Ethan Cruise on the catwalk. Photo: Chris Sullivan
Ethan Cruise on the catwalk. Photo: Chris Sullivan
Getting creative with fashion in the historic space is no flash in the pan for Cruise - he and five fellow budding fashion designers, including industry peer Jonty Blakely, took over the lease of a space in the building last year.

Last year he also launched his eponymously-named label, showcased it at iD and New Zealand Fashion Week, and was invited to join the iD board along with Blakely.

"After finishing my bachelor’s degree at Otago Polytechnic, I and a group of friends wanted to create our own hub for creativity.

"We found a home of our own at the top of the King Edward Court building, overlooking Dunedin.

"We’ve created a supportive working environment that operates well and we’re continuing to foster creative growth and move towards a more inclusive industry."

When it comes to the rich history of the building and the space they occupy, Cruise says "I haven’t dived into it but know a fair bit about the building from Polytechnic lecturers who taught/studied at the technical college".

"It feels really special to host a fashion show in a space that nurtured the people who taught me to sew. A full-circle moment for sure."

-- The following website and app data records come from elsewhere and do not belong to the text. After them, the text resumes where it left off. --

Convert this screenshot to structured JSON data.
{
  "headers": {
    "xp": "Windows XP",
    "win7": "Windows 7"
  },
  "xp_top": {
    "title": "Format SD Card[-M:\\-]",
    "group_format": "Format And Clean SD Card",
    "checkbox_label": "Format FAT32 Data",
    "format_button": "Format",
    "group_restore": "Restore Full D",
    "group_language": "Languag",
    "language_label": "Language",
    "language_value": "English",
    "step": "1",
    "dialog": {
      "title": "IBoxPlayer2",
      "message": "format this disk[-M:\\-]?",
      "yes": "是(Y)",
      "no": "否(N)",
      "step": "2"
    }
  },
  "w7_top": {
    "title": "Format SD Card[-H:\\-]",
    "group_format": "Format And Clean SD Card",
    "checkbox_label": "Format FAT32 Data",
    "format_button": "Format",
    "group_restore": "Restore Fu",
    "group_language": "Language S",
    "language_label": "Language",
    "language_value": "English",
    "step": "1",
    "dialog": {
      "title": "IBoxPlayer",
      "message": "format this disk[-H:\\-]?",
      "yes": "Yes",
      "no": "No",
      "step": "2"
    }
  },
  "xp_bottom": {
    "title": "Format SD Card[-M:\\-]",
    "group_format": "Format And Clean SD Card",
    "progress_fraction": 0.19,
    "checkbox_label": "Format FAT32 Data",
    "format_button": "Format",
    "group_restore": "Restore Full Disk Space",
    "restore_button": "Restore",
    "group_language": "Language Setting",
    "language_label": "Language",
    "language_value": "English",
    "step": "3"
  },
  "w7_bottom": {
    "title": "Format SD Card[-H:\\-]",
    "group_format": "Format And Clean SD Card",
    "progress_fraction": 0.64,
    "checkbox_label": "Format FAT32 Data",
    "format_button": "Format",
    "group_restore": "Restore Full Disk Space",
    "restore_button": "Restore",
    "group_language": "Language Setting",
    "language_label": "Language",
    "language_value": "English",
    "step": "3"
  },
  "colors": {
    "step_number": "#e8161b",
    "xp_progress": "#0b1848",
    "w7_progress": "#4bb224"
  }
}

Blakely says their studio space is made up of six young designers "with varying knowledge and skills".

"We’ve been leasing this space for a little over a year now and it’s come a long way.

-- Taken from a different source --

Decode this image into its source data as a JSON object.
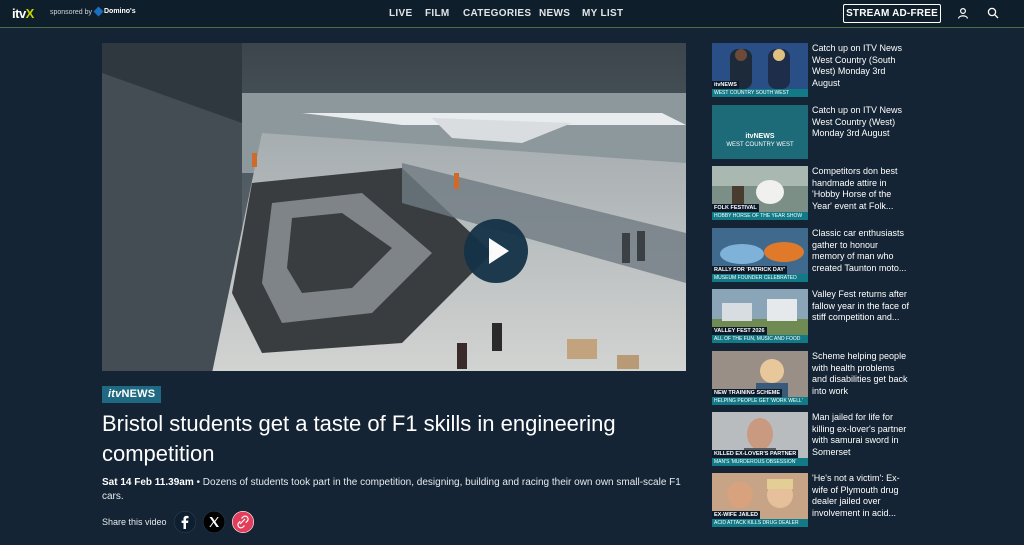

"It’s such a special place to work in that is so open-minded and collaborative. It’s simply where the magic happens."

Photo: Chris Sullivan
Photo: Chris Sullivan
The bachelor of design (fashion) alumni are the newest members of the iD Dunedin Fashion Board. Their appointments were announced at the board’s first meeting of the year.

"It’s very exciting to have Ethan and Jonty join our team," board co-chair Prof Margo Barton says.

"They also continue a strong connection between Otago Polytechnic and the iD board, which currently includes well known designers such as Tanya Carlson and Tara Viggo.

"The board has several board members who are Otago Polytechnic fashion alumni who bring a variety of perspectives.

"It also reflects how the fashion design programme at Otago Polytechnic leads to a range of outcomes.

"Some graduates go on to work on their own businesses and labels, but many others are employed with well-known industry players, or turn their design skills and methodologies to other areas.

"All of them have the ability not only to be creative, but to collaborate with and learn from others - that outlook and flexibility of thinking is highly valued.

"And that’s where Ethan and Jonty come in. Their energy and ability, as well as the many connections they have already established within the wider fashion community, will be of great value to iD Dunedin," she says.

Cruise says being invited to join the board "is a great opportunity".

"It’s really exciting and will push us out of our comfort zone, which is great."

Blakely agrees, adding that he is also looking forward to learning from more experienced fashion industry people.

"It’s a chance to gain insights into how big events are run, and how others go about putting flesh on the bones of ideas.

"At the same time, we’re able to bring a fresh perspective to things.

"For example, I’m excited about working with the wider creative community in Ōtepoti, bringing in other disciplines."

Both are passionate advocates for pursuing careers in fashion from Dunedin.

"Dunedin provides a hub for South Island creative communities, fostering designers in a range of different skill sets, and opening doors for collaborative opportunities that strengthen and elevate everyone involved," Cruise says.

"Beyond this there’s an overarching feeling that surrounds Dunedin, a special energy that I’m yet to feel anywhere else."

To see

As We Watch the World Go By, iD Dunedin Fashion Festival, King Edward Court, April 6 at 6pm.

King Edward Court in Stuart St, Dunedin. Photo: ODT files
King Edward Court in Stuart St, Dunedin. Photo: ODT files